(App and web page records)
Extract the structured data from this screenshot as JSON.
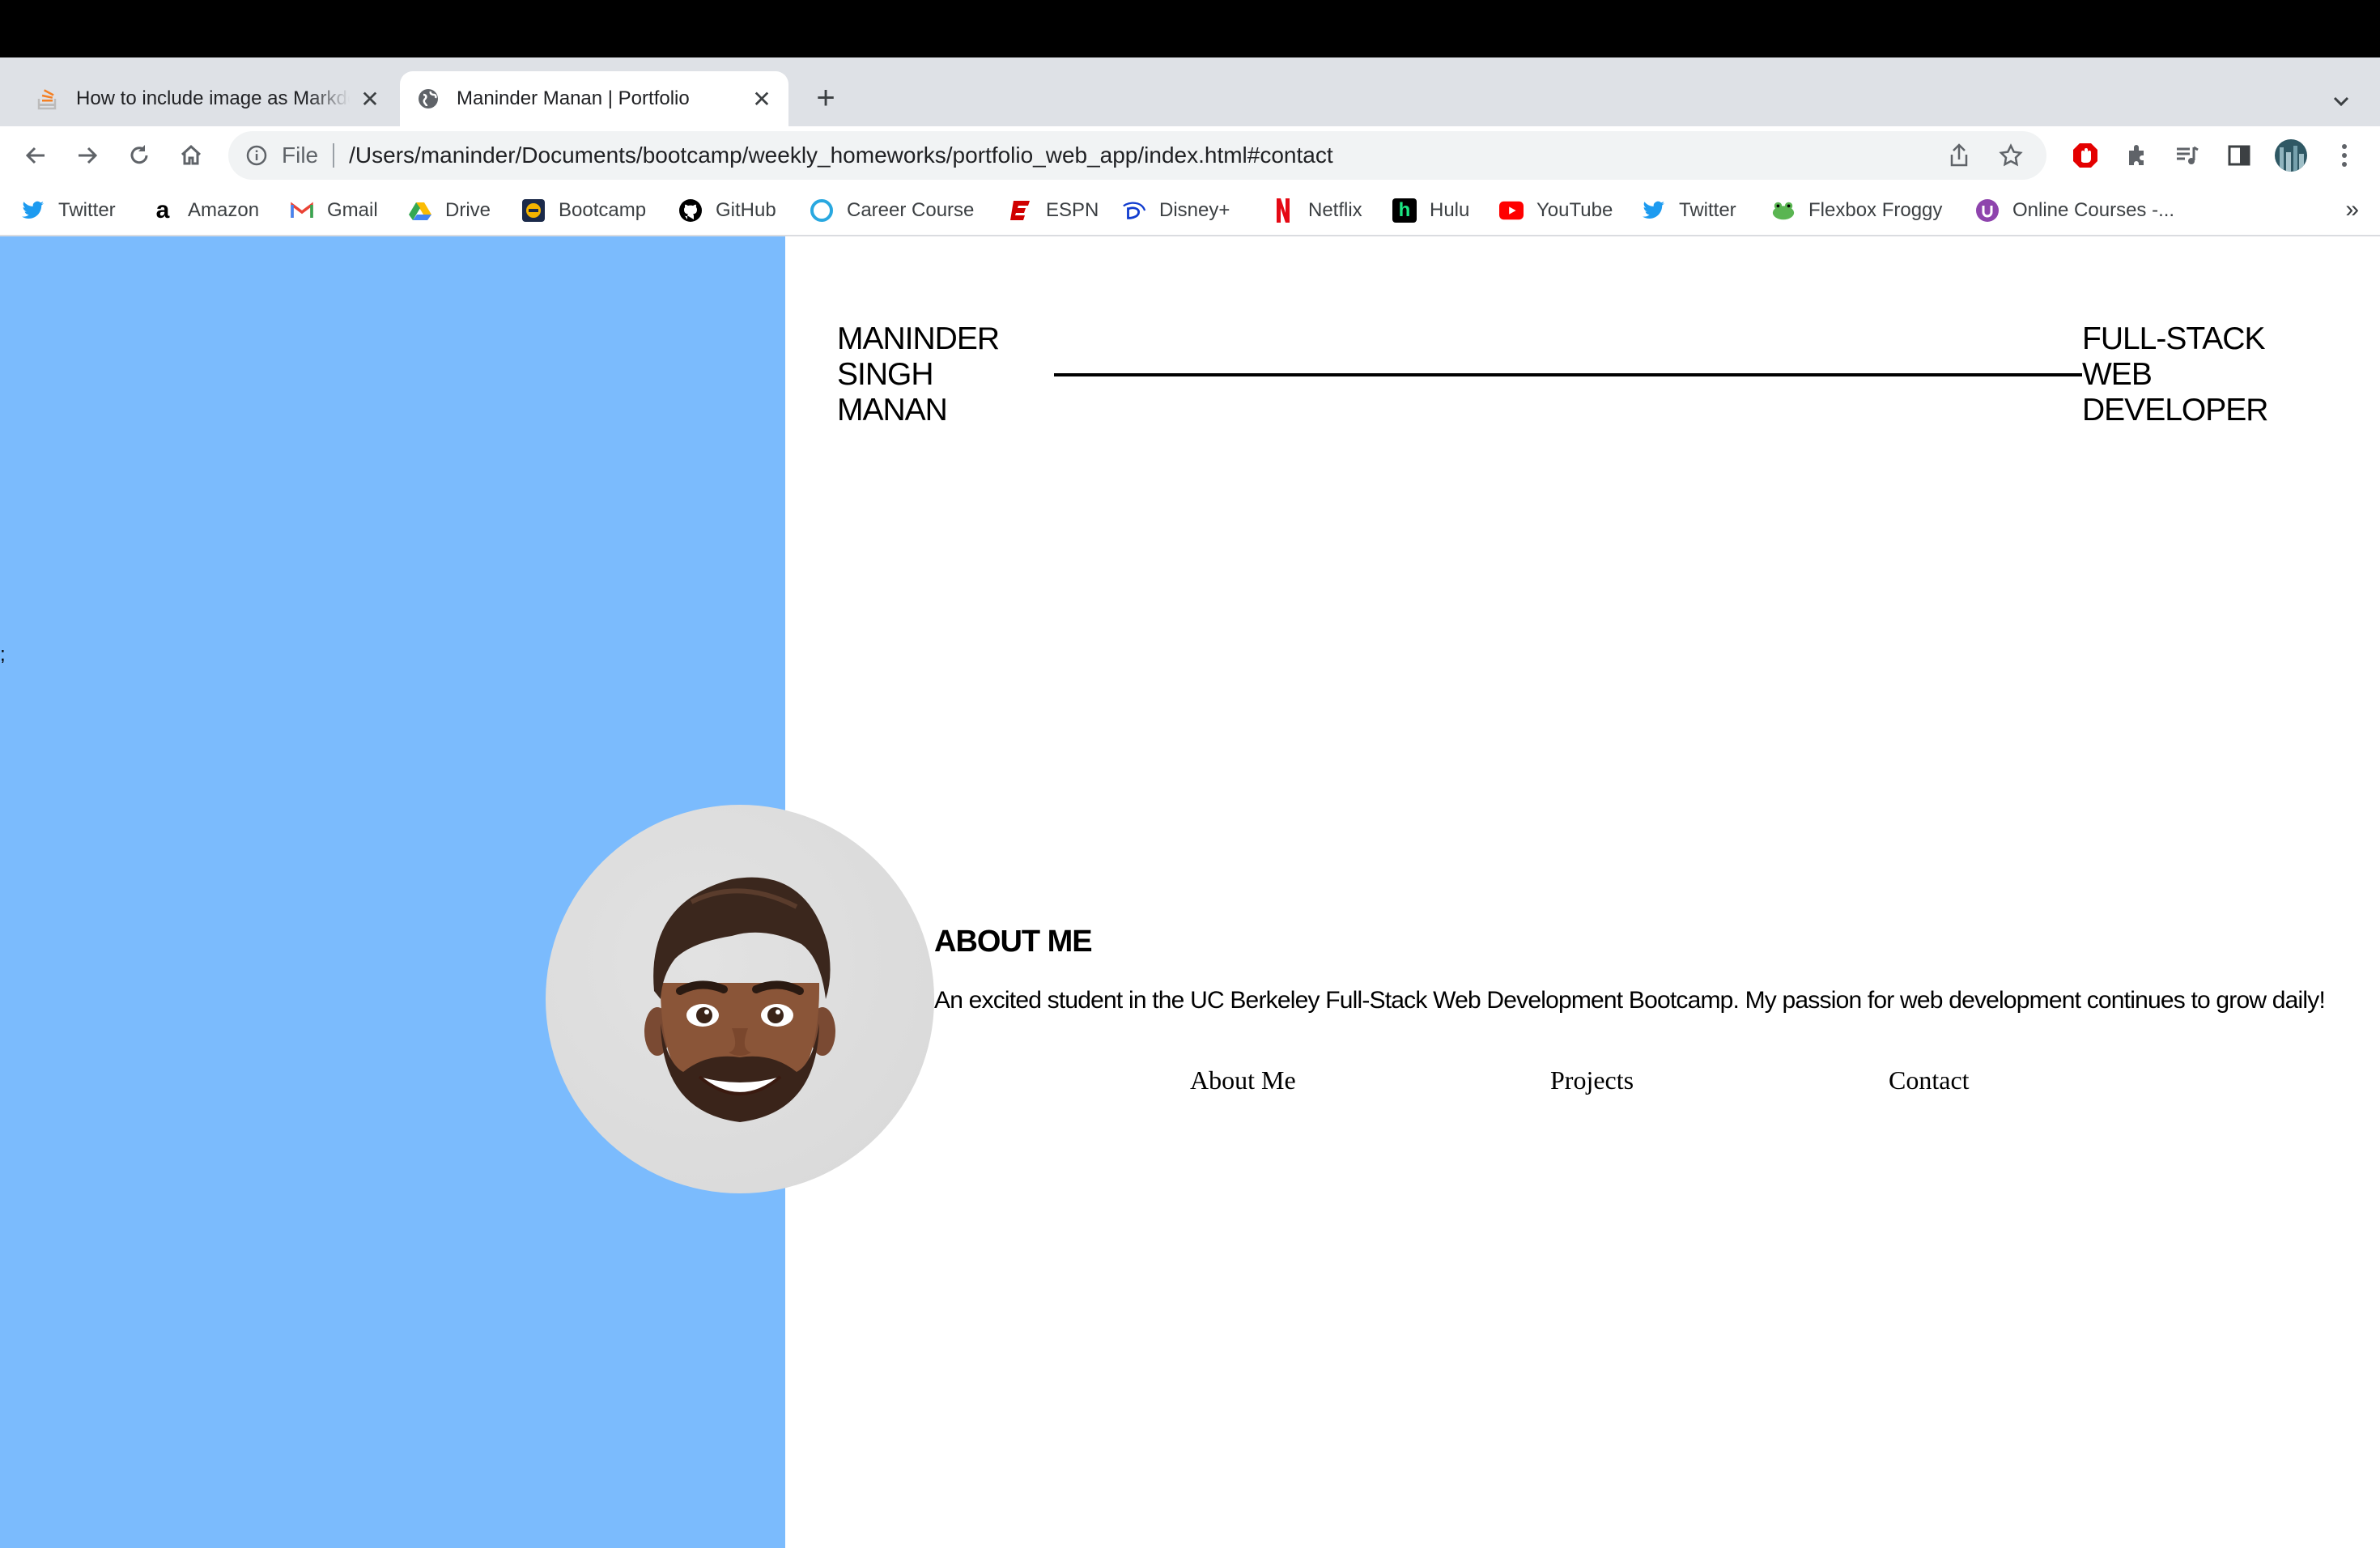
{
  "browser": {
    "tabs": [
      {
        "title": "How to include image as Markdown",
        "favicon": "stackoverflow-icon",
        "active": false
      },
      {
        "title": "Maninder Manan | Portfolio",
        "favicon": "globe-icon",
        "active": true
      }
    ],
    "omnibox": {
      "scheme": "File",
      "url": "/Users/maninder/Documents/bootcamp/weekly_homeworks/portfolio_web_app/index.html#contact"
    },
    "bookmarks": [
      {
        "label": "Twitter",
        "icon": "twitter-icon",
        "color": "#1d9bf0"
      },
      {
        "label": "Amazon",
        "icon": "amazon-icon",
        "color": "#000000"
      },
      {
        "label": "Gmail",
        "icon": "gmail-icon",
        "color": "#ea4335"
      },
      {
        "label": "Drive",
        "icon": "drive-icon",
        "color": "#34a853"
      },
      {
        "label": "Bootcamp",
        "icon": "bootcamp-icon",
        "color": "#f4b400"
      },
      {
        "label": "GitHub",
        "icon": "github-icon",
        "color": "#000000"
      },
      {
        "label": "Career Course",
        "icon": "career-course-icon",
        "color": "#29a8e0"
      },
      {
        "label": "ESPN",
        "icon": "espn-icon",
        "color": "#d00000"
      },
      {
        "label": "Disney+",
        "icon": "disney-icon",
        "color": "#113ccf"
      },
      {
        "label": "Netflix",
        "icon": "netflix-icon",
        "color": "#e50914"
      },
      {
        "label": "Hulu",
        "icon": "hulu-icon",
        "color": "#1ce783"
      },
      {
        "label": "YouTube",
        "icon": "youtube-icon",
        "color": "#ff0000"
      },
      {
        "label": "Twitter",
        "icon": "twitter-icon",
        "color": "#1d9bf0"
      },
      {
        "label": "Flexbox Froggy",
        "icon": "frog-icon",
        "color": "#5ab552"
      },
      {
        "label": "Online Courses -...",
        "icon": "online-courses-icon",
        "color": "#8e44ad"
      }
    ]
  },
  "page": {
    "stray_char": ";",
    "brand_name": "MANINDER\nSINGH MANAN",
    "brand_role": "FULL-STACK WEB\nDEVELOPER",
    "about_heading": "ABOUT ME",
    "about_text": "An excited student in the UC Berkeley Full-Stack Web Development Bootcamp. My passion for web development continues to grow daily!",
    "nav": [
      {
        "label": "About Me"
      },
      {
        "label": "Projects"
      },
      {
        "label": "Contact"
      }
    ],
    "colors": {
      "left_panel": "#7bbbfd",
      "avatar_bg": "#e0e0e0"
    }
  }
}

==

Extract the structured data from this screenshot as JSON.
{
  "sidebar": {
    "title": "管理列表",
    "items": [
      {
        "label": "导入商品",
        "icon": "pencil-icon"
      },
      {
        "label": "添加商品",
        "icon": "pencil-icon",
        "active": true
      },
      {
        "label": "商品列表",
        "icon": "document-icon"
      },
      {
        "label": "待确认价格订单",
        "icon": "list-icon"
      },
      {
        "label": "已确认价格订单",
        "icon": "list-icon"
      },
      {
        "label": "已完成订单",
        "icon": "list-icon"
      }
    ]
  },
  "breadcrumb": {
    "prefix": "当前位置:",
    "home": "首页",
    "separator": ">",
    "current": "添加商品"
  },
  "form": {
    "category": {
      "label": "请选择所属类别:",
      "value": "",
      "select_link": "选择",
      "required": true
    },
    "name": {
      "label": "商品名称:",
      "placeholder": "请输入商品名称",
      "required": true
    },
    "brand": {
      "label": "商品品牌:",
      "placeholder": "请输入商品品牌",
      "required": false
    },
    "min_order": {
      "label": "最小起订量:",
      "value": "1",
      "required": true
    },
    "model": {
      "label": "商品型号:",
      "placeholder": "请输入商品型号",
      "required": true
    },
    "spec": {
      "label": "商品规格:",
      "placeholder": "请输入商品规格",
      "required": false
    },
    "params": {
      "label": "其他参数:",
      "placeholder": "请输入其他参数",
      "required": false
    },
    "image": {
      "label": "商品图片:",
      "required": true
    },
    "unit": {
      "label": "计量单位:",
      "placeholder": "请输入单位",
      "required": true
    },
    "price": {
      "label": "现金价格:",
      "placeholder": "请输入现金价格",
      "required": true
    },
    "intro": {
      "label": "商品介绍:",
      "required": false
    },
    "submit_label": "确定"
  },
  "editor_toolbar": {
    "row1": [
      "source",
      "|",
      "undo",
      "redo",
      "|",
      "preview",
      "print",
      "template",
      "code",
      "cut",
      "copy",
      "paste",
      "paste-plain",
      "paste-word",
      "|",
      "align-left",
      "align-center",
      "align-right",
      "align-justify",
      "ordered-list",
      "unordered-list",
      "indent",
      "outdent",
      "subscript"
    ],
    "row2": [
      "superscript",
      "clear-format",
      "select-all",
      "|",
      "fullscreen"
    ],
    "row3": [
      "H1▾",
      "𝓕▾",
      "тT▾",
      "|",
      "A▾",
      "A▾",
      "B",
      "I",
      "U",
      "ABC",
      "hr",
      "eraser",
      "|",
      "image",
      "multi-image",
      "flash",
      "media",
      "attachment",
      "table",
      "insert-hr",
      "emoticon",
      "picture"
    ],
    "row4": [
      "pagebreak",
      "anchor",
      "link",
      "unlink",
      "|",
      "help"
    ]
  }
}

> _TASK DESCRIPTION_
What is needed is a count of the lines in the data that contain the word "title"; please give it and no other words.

> _EXERCISE OUTPUT_
3